Done at the City of Washington, this Third day of October, in the year of our Lord one thousand eight hundred and sixty-three, and of the Independence of the Unites States the Eighty-eighth.
By the President: Abraham Lincoln
William H. Seward,
Secretary of State
And so, from that day until now, Thanksgiving has been celebrated as an official holiday on the last Thursday of November. Well, that is, except for the years of “Franksgiving,” from 1939-1941. On the tail end of the Great Depression, President Franklin Roosevelt felt that moving Thanksgiving back to the third week of November would spur Christmas shopping and, thus, the economy. (And you thought Black Friday was a recent invention.)
After years of pressure from Congress, Roosevelt made Thanksgiving officially the fourth week of November in 1942.
So there you have it. The history of Thanksgiving.
But there are some older proclamations you might want to use yourself this Thanksgiving day. Below are some Scripture verses of thanksgiving to God. Consider dividing these verses among the people at your dinner table, having each person read one, then closing with your own prayer of thanksgiving.
1 Chronicles 16:8 – Oh give thanks to the LORD, call upon His name; Make known His deeds among the peoples.
1 Chronicles 16:34 – O give thanks to the LORD, for He is good; For His lovingkindness is everlasting.
Psalm 28:7 – The LORD is my strength and my shield; My heart trusts in Him, and I am helped; Therefore my heart exults, And with my song I shall thank Him.
Psalm 34:1 – I will bless the LORD at all times; His praise shall continually be in my mouth.
Psalm 69:30 – I will praise the name of God with song, And shall magnify Him with thanksgiving.

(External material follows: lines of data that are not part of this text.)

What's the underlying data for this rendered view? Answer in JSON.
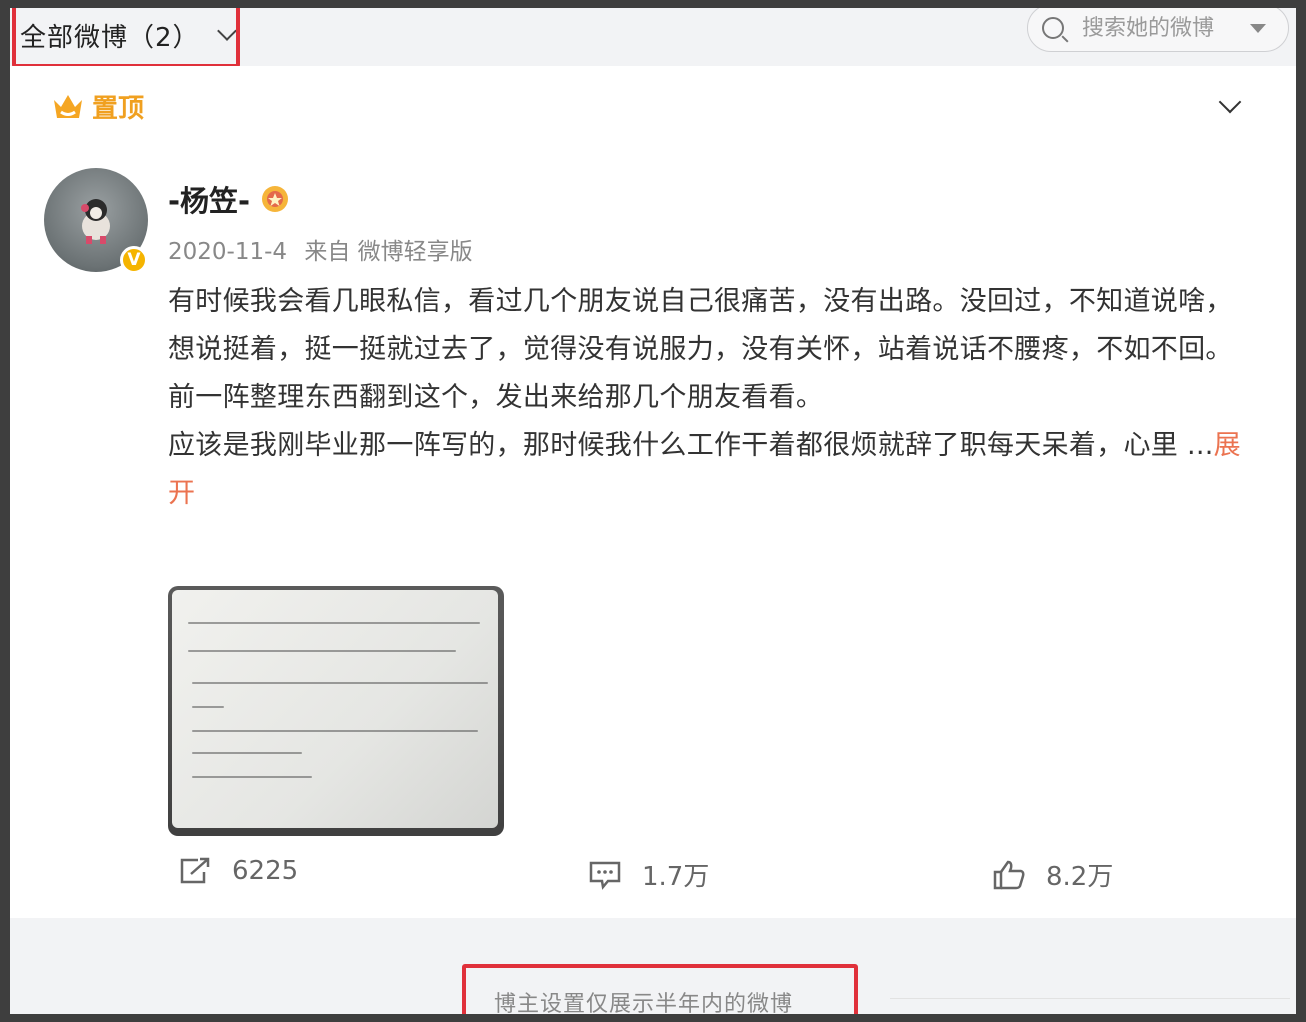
{
  "header": {
    "filter_label": "全部微博（2）",
    "search_placeholder": "搜索她的微博"
  },
  "post": {
    "pinned_label": "置顶",
    "username": "-杨笠-",
    "date": "2020-11-4",
    "source": "来自 微博轻享版",
    "text_lines": [
      "有时候我会看几眼私信，看过几个朋友说自己很痛苦，没有出路。没回过，不知道说啥，想说挺着，挺一挺就过去了，觉得没有说服力，没有关怀，站着说话不腰疼，不如不回。",
      "前一阵整理东西翻到这个，发出来给那几个朋友看看。",
      "应该是我刚毕业那一阵写的，那时候我什么工作干着都很烦就辞了职每天呆着，心里 ..."
    ],
    "expand_label": "展开",
    "verified_mark": "V",
    "actions": {
      "repost_count": "6225",
      "comment_count": "1.7万",
      "like_count": "8.2万"
    }
  },
  "footer": {
    "notice": "博主设置仅展示半年内的微博"
  },
  "colors": {
    "highlight_box": "#e0303a",
    "pinned": "#f0a020",
    "expand_link": "#eb7350",
    "verified_badge": "#f5b400"
  }
}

Psalm 95:1-6 – O Come, let us sing for joy to the LORD; Let us shout joyfully to the rock of our salvation. Let us come before His presence with thanksgiving; Let us shout joyfully to Him with psalms. For the LORD is a great God, And a great King above all gods, In whose hand are the depths of the earth; The peaks of the mountains are His also. The sea is His, for it was He who made it; And His hands formed the dry land. Come, let us worship and bow down; Let us kneel before the LORD our Maker.
Psalm 100:4 – Enter His gates with thanksgiving, And His courts with praise. Give thanks to Him; bless His name.
Psalm 107:29-32 – He caused the storm to be still, So that the waves of the sea were hushed. Then they were glad because they were quiet; So He guided them to their desired haven. Let them give thanks to the LORD for His lovingkindness, And for His wonders to the sons of men! Let them extol Him also in the congregation of the people, And praise Him at the seat of the elders.
Jonah 2:9 – But I will sacrifice to You With the voice of thanksgiving. That which I have vowed I will pay Salvation is from the LORD.”
Colossians 2:6-7 – Therefore as you have received Christ Jesus the Lord, so walk in Him, having been firmly rooted and now being built up in Him and established in your faith, just as you were instructed, and overflowing with gratitude.
Colossians 3:15 – And let the peace of Christ rule in your hearts, to which indeed you were called in one body; and be thankful.
1 Timothy 4:4-5 – For everything created by God is good, and nothing is to be rejected, if it is received with gratitude; for it is sanctified by means of the word of God and prayer.
1 Thessalonians 5:18 – In everything give thanks; for this is God’s will for you in Christ Jesus.